The second was a mandatory vaccination requirement for all employees with exemptions only for medical or religious reasons, and the third option was to require vaccinations, but offer a mandatory weekly test if employees refuse to get vaccinated.
From Palacios’s staff survey, the majority — including himself — approved of option three.
“The main issue is how do we keep our employees safe — the testing option does definitely increase the safety of our workforce,” he said. “There’s also operational and legal issues with requiring a vaccination without an alternative.”
Supervisor Bruce McPherson said the issue is complicated, and likely wouldn’t please every employee or community member regardless of the decision.
“A decision does have to be made, and your recommendation is right on target,” he said to Palacios. “It’s an encouragement as well as an option.”
The main issue is how do we keep our employees safe — the testing option does definitely increase the safety of our workforce.
Supervisor Manu Koenig asked for additional clarification from County Health Officer Gail Newel regarding the statistics of vaccinated versus unvaccinated community members. Newel said the unvaccinated are seven times more likely to be infected, and could be asymptomatic. Further, while masking could be helpful, vaccines are the most effective way to protect against the virus.

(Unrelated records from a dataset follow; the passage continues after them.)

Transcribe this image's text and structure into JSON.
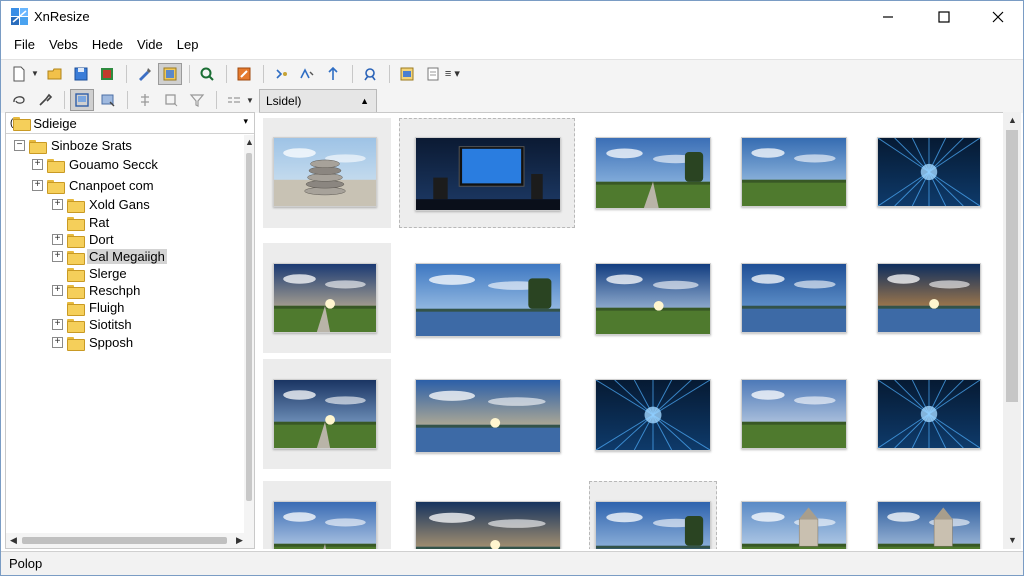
{
  "window": {
    "title": "XnResize"
  },
  "menu": [
    "File",
    "Vebs",
    "Hede",
    "Vide",
    "Lep"
  ],
  "tab": {
    "label": "Lsidel)"
  },
  "folders": {
    "header": "Sdieige",
    "items": [
      {
        "label": "Sinboze Srats",
        "level": 0,
        "expander": "⊟"
      },
      {
        "label": "Gouamo Secck",
        "level": 1,
        "expander": "⊞"
      },
      {
        "label": "Cnanpoet com",
        "level": 1,
        "expander": "⊞"
      },
      {
        "label": "Xold Gans",
        "level": 2,
        "expander": "⊞"
      },
      {
        "label": "Rat",
        "level": 2,
        "expander": ""
      },
      {
        "label": "Dort",
        "level": 2,
        "expander": "⊞"
      },
      {
        "label": "Cal Megaiigh",
        "level": 2,
        "expander": "⊞",
        "selected": true
      },
      {
        "label": "Slerge",
        "level": 2,
        "expander": ""
      },
      {
        "label": "Reschph",
        "level": 2,
        "expander": "⊞"
      },
      {
        "label": "Fluigh",
        "level": 2,
        "expander": ""
      },
      {
        "label": "Siotitsh",
        "level": 2,
        "expander": "⊞"
      },
      {
        "label": "Spposh",
        "level": 2,
        "expander": "⊞"
      }
    ]
  },
  "thumbnails": [
    {
      "scene": "stones"
    },
    {
      "scene": "monitor"
    },
    {
      "scene": "road"
    },
    {
      "scene": "river"
    },
    {
      "scene": "tunnel"
    },
    {
      "scene": "sunset-field"
    },
    {
      "scene": "pier"
    },
    {
      "scene": "sunburst"
    },
    {
      "scene": "lake"
    },
    {
      "scene": "bridge-blue"
    },
    {
      "scene": "field-light"
    },
    {
      "scene": "beach"
    },
    {
      "scene": "tunnel"
    },
    {
      "scene": "field-sky"
    },
    {
      "scene": "tunnel"
    },
    {
      "scene": "cloud-road"
    },
    {
      "scene": "lake-sun"
    },
    {
      "scene": "tree-lake"
    },
    {
      "scene": "castle"
    },
    {
      "scene": "tower"
    }
  ],
  "status": {
    "text": "Polop"
  },
  "colors": {
    "accent": "#7a9cc4",
    "selection": "#d3d3d3",
    "folder": "#f5cf5a"
  }
}
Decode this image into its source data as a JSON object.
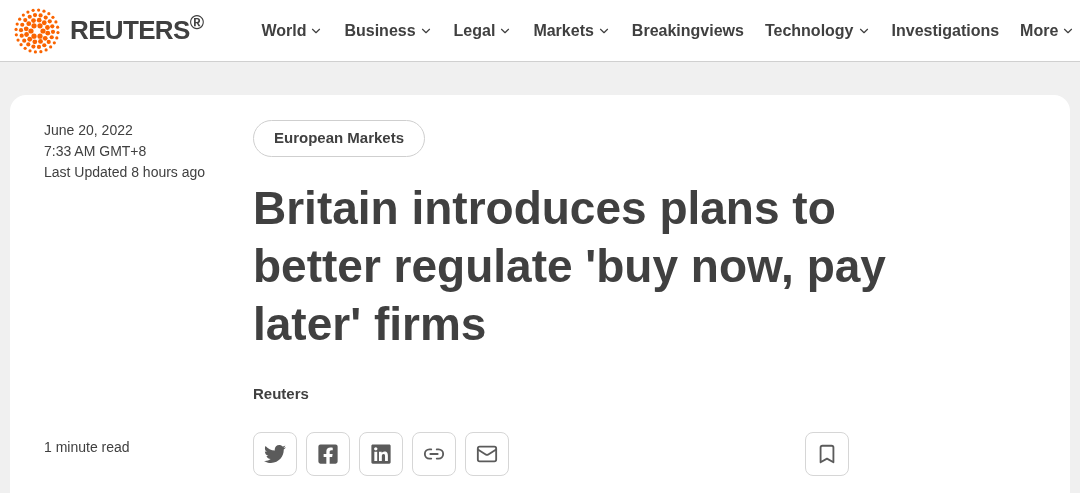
{
  "header": {
    "brand": "REUTERS$^{®}$",
    "nav": [
      {
        "label": "World",
        "has_menu": true
      },
      {
        "label": "Business",
        "has_menu": true
      },
      {
        "label": "Legal",
        "has_menu": true
      },
      {
        "label": "Markets",
        "has_menu": true
      },
      {
        "label": "Breakingviews",
        "has_menu": false
      },
      {
        "label": "Technology",
        "has_menu": true
      },
      {
        "label": "Investigations",
        "has_menu": false
      },
      {
        "label": "More",
        "has_menu": true
      }
    ]
  },
  "article": {
    "date": "June 20, 2022",
    "time": "7:33 AM GMT+8",
    "updated": "Last Updated 8 hours ago",
    "read_time": "1 minute read",
    "section": "European Markets",
    "headline": "Britain introduces plans to better regulate 'buy now, pay later' firms",
    "byline": "Reuters",
    "share_buttons": [
      {
        "kind": "twitter"
      },
      {
        "kind": "facebook"
      },
      {
        "kind": "linkedin"
      },
      {
        "kind": "link"
      },
      {
        "kind": "email"
      }
    ],
    "bookmark": {
      "kind": "bookmark"
    }
  }
}
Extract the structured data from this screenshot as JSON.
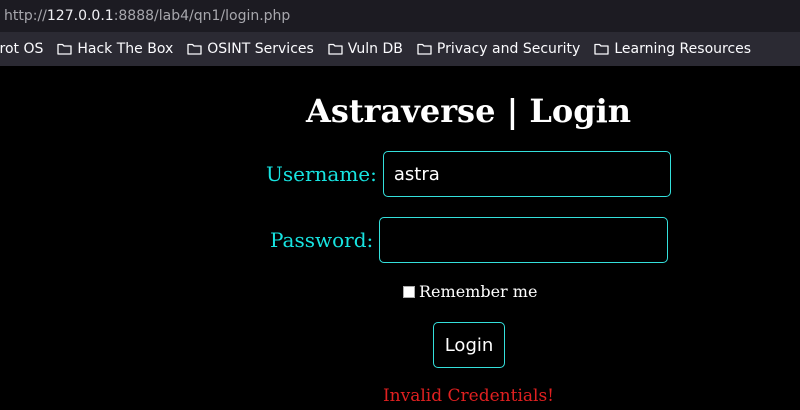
{
  "browser": {
    "url_scheme": "http://",
    "url_host": "127.0.0.1",
    "url_rest": ":8888/lab4/qn1/login.php"
  },
  "bookmarks": [
    {
      "label": "rrot OS",
      "icon": "none"
    },
    {
      "label": "Hack The Box",
      "icon": "folder-icon"
    },
    {
      "label": "OSINT Services",
      "icon": "folder-icon"
    },
    {
      "label": "Vuln DB",
      "icon": "folder-icon"
    },
    {
      "label": "Privacy and Security",
      "icon": "folder-icon"
    },
    {
      "label": "Learning Resources",
      "icon": "folder-icon"
    }
  ],
  "page": {
    "title": "Astraverse | Login",
    "username_label": "Username:",
    "username_value": "astra",
    "password_label": "Password:",
    "password_value": "",
    "remember_label": "Remember me",
    "remember_checked": false,
    "login_button": "Login",
    "error_message": "Invalid Credentials!"
  },
  "colors": {
    "background": "#000000",
    "label_accent": "#17e3e0",
    "field_border": "#34e0dc",
    "error": "#e02020"
  }
}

Koenig questioned where testing would be provided for county employees and how the testing would be funded. Palacios said officials are working on the logistics for specific testing sites for county employees, including a potential mobile vendor. Preliminary contract agreements show that there would be no additional cost to the county.
Supervisors Zach Friend and Ryan Coonerty both voiced their support for option two — a strict vaccine requirement — with the goal of getting up to 100% vaccinations.
Information about not-for-profits in Santa Cruz County, compiled by the Lookout newsroom.
“I’m proud of the fact that county employees are not just telling the community to get vaccinated, but taking leadership and getting vaccinated,” Friend said. “I think option two is ultimately the cleanest way, and the real way to actually increase uptick.”
Coonerty said that those who are not getting vaccinated as of yet are putting their coworkers, friends and family, as well as the larger community, at risk.
“We need to at minimum have testing and ideally have vaccinations happen,” he said. “From an institutional point of view, we have a responsibility and from a community health point of view, we have a responsibility.”
Palacios said the majority of county employees are working a hybrid model, with some required to come in daily.
“There are very few working 100% virtually at this point,” he said, adding that was the reason a requirement of some type was necessary.
After public comments, Friend asked to move forward with option three, adding in a proposal to refer back in 45 days regarding costs and vaccination rates, and to go over the options again.
With that amendment, the Board confirmed option three by unanimous vote. The Board will reassess the vitality of the requirement in early October.